Being the buyer for my retail store, I am always sourcing new products. Living and working in New York, I don’t have to travel far to source at the apparel and gift shows or showrooms in the garment district.
The retail industry is changing. Retailers big and small are trying to keep up. I have noticed over the last few years many manufacturers are bowing out of the tradeshows. Online wholesale sites are popping up and although new companies are constantly joining the market with shiny branding and high hopes of taking a market share, many have closed.
Over the last two years, I lost four of my main clothing lines. For a small business, this is a big number. Although I am constantly looking for new sources, this situation has left me on high alert. Sourcing clothing that fits the niche market I cater to is now even more difficult. I look for high-quality fabrics, flattering designs for women wanting to wear comfort and ease of style at a moderate price point.
It is very easy to source cheap clothing. The market is flooded with low-quality fabrics and low-end craftsmanship. It is also very easy to source high-end clothing. Beautiful as these gorgeous creatures are, they are not in the price point I am offering to my customer, nor are they generally in the style and design I am looking for. I like to buy clothing we can wear every day.
So, what is a buyer to do?
Well, I have been using a few different tactics. I hunt on social media for sources, and then I research the company. This has opened the whole world to me.
I also have to say, I love the connection with small artistic brands I have found. Most are owned and operated by women, and even generally in the same age demographic.
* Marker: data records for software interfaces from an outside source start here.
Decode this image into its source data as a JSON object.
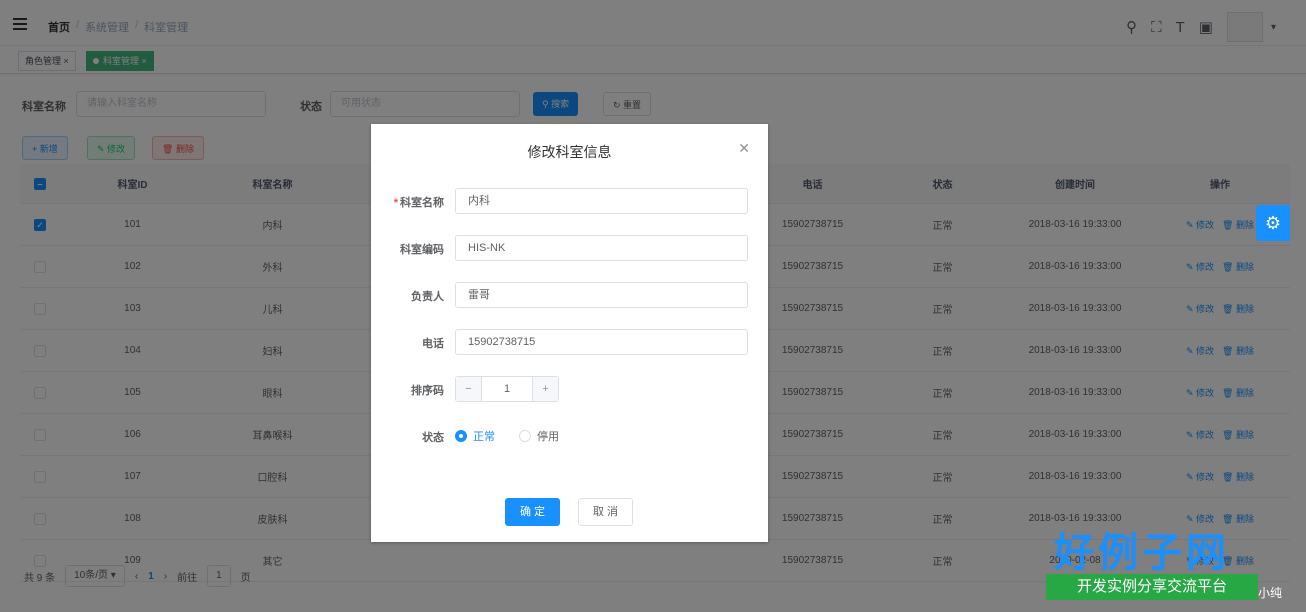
{
  "breadcrumb": [
    "首页",
    "系统管理",
    "科室管理"
  ],
  "tags": [
    {
      "label": "角色管理",
      "active": false
    },
    {
      "label": "科室管理",
      "active": true
    }
  ],
  "search": {
    "name_label": "科室名称",
    "name_placeholder": "请输入科室名称",
    "status_label": "状态",
    "status_placeholder": "可用状态",
    "search_btn": "搜索",
    "reset_btn": "重置"
  },
  "toolbar": {
    "add": "新增",
    "edit": "修改",
    "delete": "删除"
  },
  "table": {
    "columns": [
      "科室ID",
      "科室名称",
      "电话",
      "状态",
      "创建时间",
      "操作"
    ],
    "rows": [
      {
        "id": "101",
        "name": "内科",
        "phone": "15902738715",
        "status": "正常",
        "created": "2018-03-16 19:33:00",
        "checked": true
      },
      {
        "id": "102",
        "name": "外科",
        "phone": "15902738715",
        "status": "正常",
        "created": "2018-03-16 19:33:00",
        "checked": false
      },
      {
        "id": "103",
        "name": "儿科",
        "phone": "15902738715",
        "status": "正常",
        "created": "2018-03-16 19:33:00",
        "checked": false
      },
      {
        "id": "104",
        "name": "妇科",
        "phone": "15902738715",
        "status": "正常",
        "created": "2018-03-16 19:33:00",
        "checked": false
      },
      {
        "id": "105",
        "name": "眼科",
        "phone": "15902738715",
        "status": "正常",
        "created": "2018-03-16 19:33:00",
        "checked": false
      },
      {
        "id": "106",
        "name": "耳鼻喉科",
        "phone": "15902738715",
        "status": "正常",
        "created": "2018-03-16 19:33:00",
        "checked": false
      },
      {
        "id": "107",
        "name": "口腔科",
        "phone": "15902738715",
        "status": "正常",
        "created": "2018-03-16 19:33:00",
        "checked": false
      },
      {
        "id": "108",
        "name": "皮肤科",
        "phone": "15902738715",
        "status": "正常",
        "created": "2018-03-16 19:33:00",
        "checked": false
      },
      {
        "id": "109",
        "name": "其它",
        "phone": "15902738715",
        "status": "正常",
        "created": "2020-02-08",
        "checked": false
      }
    ],
    "action_edit": "修改",
    "action_delete": "删除"
  },
  "pager": {
    "total": "共 9 条",
    "size": "10条/页",
    "page": "1",
    "goto": "前往",
    "goto_val": "1",
    "unit": "页"
  },
  "dialog": {
    "title": "修改科室信息",
    "fields": {
      "name_label": "科室名称",
      "name_value": "内科",
      "code_label": "科室编码",
      "code_value": "HIS-NK",
      "leader_label": "负责人",
      "leader_value": "雷哥",
      "phone_label": "电话",
      "phone_value": "15902738715",
      "sort_label": "排序码",
      "sort_value": "1",
      "status_label": "状态",
      "status_on": "正常",
      "status_off": "停用"
    },
    "ok": "确 定",
    "cancel": "取 消"
  },
  "watermark": {
    "main": "好例子网",
    "sub": "开发实例分享交流平台",
    "tail": "小纯"
  },
  "colors": {
    "primary": "#1890ff",
    "success": "#13ce66",
    "danger": "#ff4949",
    "tag_active": "#42b983"
  }
}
This has been growing into a support system and I love it.
This morning I was DMing India on Instagram, ordering clothing from an Australian Designer. Last night I glanced at a textile jewelry line in South Africa and saw a new product I have put on my list to buy this spring.
I can take a peek at the lines other small boutiques are carrying across the country and if I find something I think may work in my store, I source the designer-manufacturer. This has really added to my resources. Many small boutique companies cannot afford to show in tradeshows so I would never know they existed.
As a small business owner, to stay in business, one must constantly find new ways to fight the fight. There are always new opportunities to take advantage of in our constantly morphing industry and social media has very high value.
Social media can also suck the life out of small retailers. We live in a new age and to stay relevant and hopefully bring in sales, all this 'BE YOUR OWN MARKETER' is so time-consuming and exhausting. If you don't have the money to hire someone who can understand your market, don't bother. You will have to do it yourself. That being said, I am continuing to find reasons to keep at it. Sales of course but also a sense of connected community.
I really appreciate all of it.